[Web page and app entries]
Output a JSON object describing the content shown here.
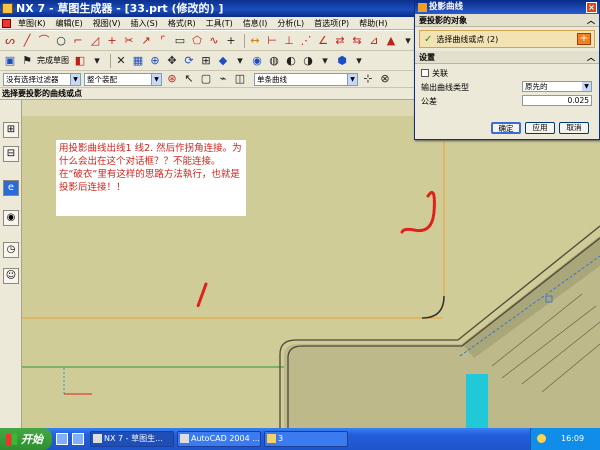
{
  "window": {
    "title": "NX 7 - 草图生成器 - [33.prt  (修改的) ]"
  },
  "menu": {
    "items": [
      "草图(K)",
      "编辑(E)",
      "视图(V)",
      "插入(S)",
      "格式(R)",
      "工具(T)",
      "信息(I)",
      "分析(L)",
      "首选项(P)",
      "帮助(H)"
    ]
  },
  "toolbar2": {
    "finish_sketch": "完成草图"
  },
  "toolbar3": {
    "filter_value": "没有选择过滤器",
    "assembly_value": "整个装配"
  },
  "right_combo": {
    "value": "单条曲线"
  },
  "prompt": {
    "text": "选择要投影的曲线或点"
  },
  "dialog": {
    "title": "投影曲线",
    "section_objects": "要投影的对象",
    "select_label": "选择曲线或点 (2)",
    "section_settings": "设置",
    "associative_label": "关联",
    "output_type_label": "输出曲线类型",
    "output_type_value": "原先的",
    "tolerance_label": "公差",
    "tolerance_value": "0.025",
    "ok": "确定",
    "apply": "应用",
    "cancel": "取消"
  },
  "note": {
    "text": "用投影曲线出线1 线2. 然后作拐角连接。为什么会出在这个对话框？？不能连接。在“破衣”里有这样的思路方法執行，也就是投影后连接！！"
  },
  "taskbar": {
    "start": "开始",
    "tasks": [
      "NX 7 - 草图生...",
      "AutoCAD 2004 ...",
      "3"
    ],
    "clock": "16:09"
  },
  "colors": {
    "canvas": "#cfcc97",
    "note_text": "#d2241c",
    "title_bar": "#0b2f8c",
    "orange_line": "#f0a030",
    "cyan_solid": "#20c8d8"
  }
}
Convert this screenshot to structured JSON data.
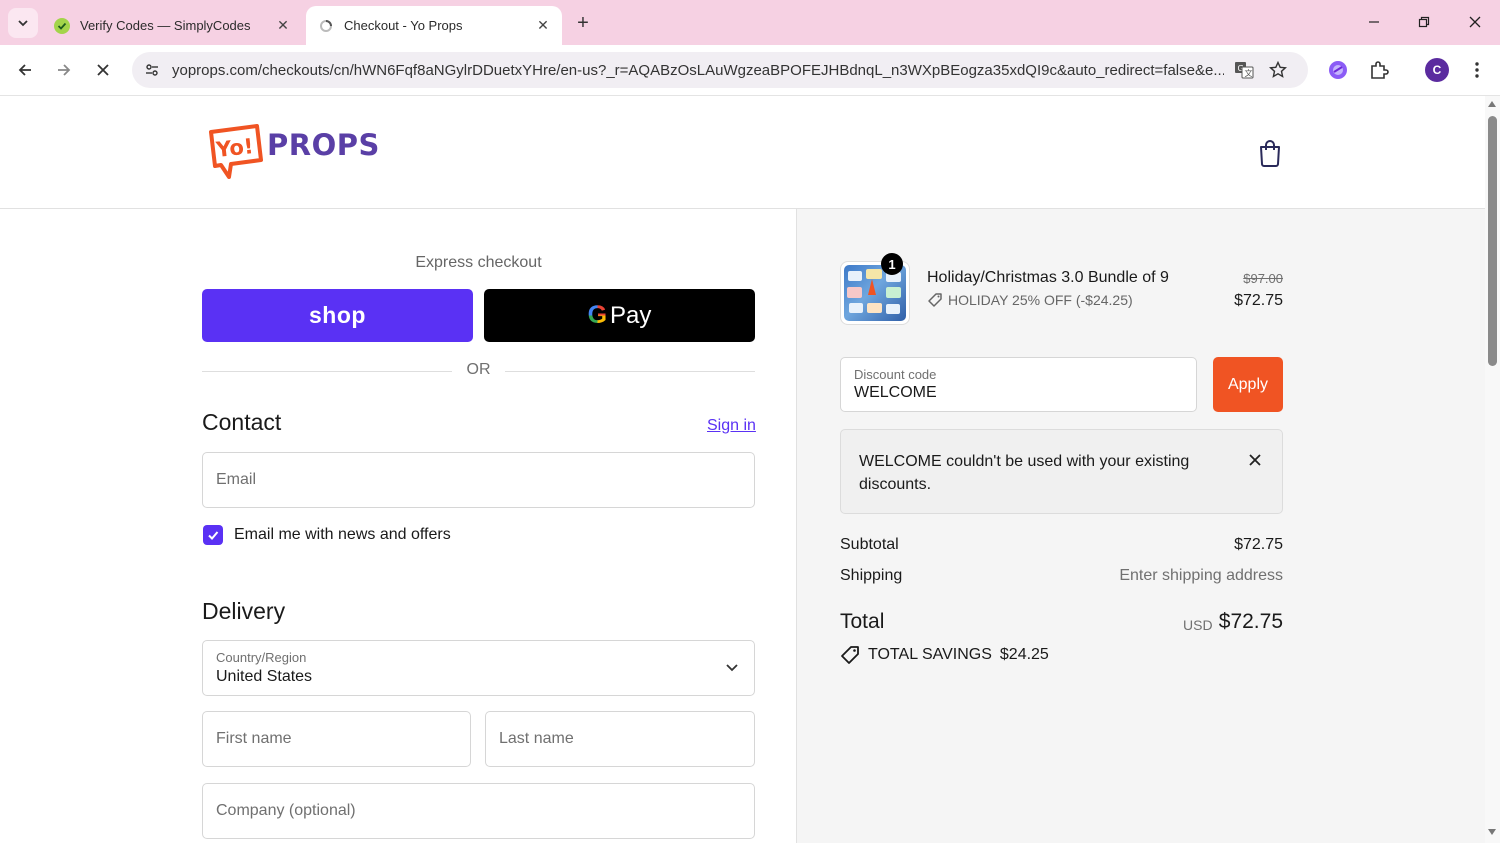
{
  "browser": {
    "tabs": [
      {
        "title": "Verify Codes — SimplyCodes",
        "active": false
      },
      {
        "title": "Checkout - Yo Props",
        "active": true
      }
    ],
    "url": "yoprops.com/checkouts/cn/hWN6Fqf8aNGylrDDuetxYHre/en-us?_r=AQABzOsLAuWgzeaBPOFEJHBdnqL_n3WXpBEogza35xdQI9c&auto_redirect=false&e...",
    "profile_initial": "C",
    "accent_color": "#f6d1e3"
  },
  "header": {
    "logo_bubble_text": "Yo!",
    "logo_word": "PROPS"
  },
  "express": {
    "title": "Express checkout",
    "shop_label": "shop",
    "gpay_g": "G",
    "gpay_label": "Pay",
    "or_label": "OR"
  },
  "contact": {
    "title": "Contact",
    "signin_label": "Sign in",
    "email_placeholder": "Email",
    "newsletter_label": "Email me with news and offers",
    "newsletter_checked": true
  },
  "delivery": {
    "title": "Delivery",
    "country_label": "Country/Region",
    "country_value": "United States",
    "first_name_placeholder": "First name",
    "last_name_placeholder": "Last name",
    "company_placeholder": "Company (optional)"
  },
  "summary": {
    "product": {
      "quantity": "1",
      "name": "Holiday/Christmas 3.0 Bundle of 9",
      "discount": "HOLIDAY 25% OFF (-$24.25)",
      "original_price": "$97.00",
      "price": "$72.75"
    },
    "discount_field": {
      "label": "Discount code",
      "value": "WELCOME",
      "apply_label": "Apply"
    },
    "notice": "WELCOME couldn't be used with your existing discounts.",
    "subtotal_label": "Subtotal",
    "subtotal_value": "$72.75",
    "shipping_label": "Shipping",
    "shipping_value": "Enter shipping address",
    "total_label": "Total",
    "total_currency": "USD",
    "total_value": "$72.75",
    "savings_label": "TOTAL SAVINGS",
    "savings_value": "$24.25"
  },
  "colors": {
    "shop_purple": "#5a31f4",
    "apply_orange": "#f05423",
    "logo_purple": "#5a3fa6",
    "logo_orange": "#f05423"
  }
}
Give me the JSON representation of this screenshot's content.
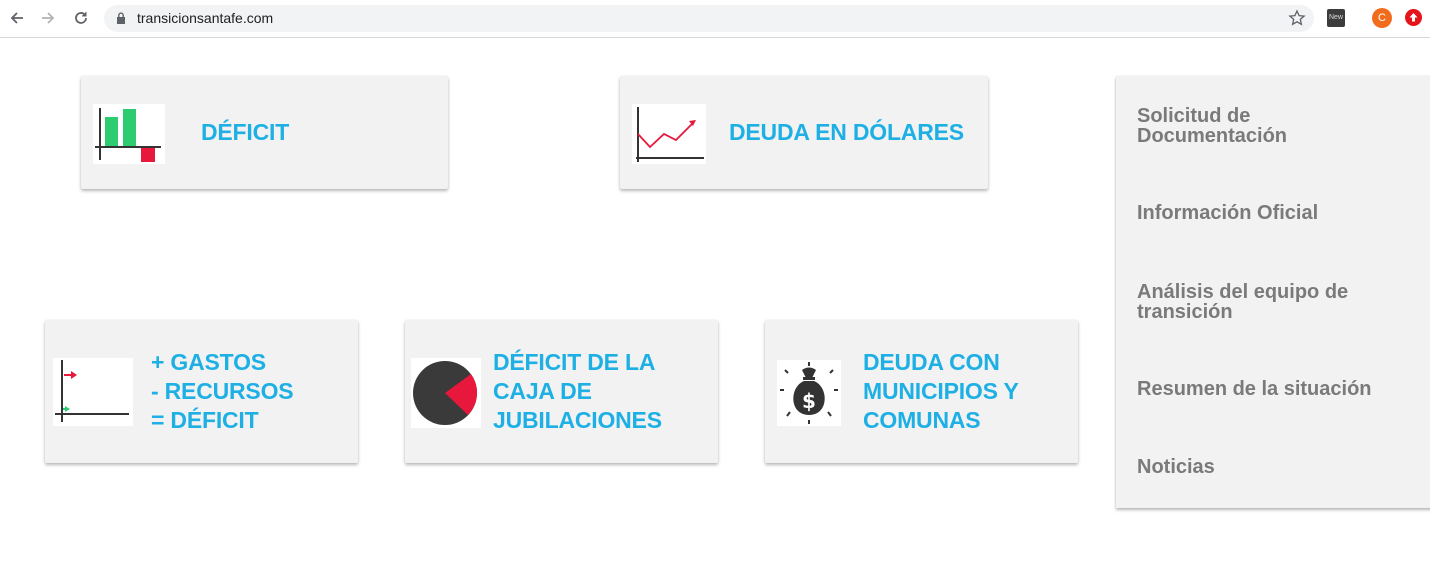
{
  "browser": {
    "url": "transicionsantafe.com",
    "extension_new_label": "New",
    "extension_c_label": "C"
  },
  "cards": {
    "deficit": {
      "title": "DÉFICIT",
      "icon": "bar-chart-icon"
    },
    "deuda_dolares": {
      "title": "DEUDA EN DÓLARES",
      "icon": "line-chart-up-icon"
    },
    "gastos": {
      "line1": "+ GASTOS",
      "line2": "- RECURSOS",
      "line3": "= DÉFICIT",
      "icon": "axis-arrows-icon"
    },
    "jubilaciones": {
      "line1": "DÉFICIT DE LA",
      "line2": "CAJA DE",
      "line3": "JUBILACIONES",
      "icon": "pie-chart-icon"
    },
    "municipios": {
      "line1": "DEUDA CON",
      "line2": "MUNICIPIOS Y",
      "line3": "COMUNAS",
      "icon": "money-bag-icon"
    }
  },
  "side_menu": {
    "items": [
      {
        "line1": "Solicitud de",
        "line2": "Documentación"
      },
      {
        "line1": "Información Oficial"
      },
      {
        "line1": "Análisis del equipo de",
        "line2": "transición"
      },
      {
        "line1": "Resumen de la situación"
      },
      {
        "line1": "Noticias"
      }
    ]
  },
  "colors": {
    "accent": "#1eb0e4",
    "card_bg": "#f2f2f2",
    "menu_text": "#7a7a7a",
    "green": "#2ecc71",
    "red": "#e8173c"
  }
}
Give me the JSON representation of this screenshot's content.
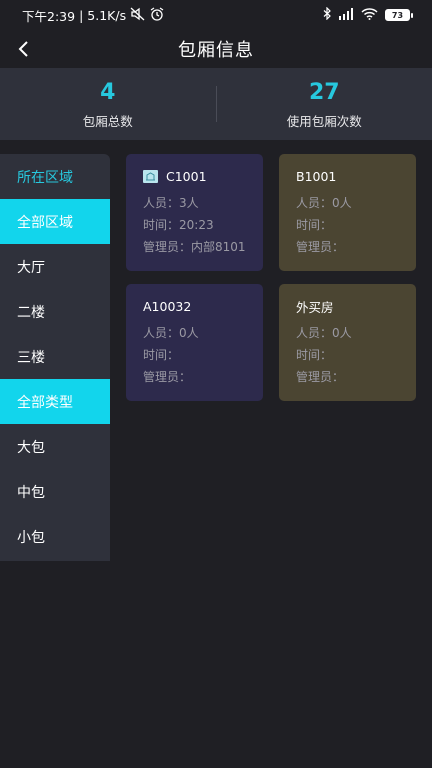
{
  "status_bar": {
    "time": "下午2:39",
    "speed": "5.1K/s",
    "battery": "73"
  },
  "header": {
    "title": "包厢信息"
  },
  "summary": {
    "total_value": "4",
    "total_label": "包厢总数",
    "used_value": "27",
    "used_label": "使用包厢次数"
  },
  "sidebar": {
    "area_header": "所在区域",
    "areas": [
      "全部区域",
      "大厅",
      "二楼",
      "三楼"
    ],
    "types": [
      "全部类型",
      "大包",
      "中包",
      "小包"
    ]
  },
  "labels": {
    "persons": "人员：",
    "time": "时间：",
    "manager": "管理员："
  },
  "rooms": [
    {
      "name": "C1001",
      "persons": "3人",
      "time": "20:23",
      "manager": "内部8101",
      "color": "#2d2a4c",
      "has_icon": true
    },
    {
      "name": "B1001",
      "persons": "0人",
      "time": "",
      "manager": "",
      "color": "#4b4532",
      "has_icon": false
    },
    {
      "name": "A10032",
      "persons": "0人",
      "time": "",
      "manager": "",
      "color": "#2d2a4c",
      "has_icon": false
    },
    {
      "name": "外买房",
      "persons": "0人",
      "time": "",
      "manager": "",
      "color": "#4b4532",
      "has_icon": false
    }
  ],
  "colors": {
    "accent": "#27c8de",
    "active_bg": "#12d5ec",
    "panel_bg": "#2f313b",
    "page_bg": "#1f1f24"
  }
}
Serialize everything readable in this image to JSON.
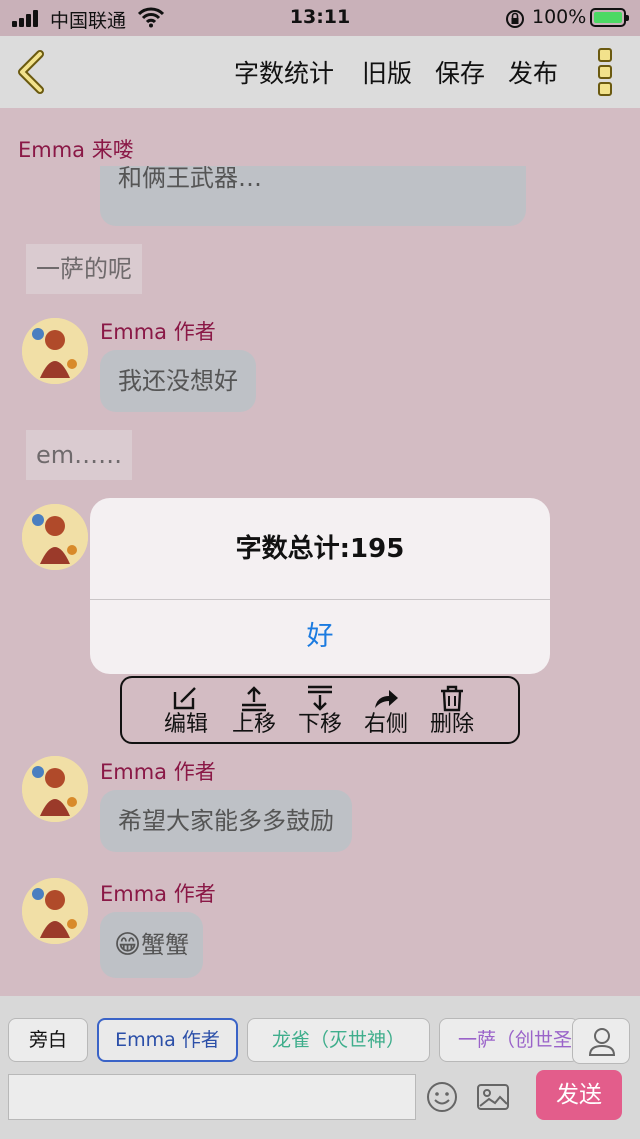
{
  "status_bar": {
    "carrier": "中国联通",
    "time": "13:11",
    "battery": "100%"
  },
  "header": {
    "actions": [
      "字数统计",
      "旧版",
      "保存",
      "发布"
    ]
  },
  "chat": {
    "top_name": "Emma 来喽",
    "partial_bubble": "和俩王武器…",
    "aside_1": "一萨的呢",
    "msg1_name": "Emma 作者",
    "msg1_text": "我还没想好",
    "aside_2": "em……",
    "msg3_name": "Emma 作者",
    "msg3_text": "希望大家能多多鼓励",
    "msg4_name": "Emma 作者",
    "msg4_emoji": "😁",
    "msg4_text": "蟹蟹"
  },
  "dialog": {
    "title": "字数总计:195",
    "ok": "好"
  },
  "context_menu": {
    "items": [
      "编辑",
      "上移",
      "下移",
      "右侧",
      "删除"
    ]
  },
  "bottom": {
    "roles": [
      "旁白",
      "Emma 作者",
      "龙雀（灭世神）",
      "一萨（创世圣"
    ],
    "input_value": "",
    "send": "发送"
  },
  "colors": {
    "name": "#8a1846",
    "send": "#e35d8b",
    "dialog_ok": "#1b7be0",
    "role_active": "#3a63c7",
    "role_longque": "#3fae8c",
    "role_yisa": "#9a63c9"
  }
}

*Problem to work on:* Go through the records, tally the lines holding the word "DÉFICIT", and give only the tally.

*Final answer:* 3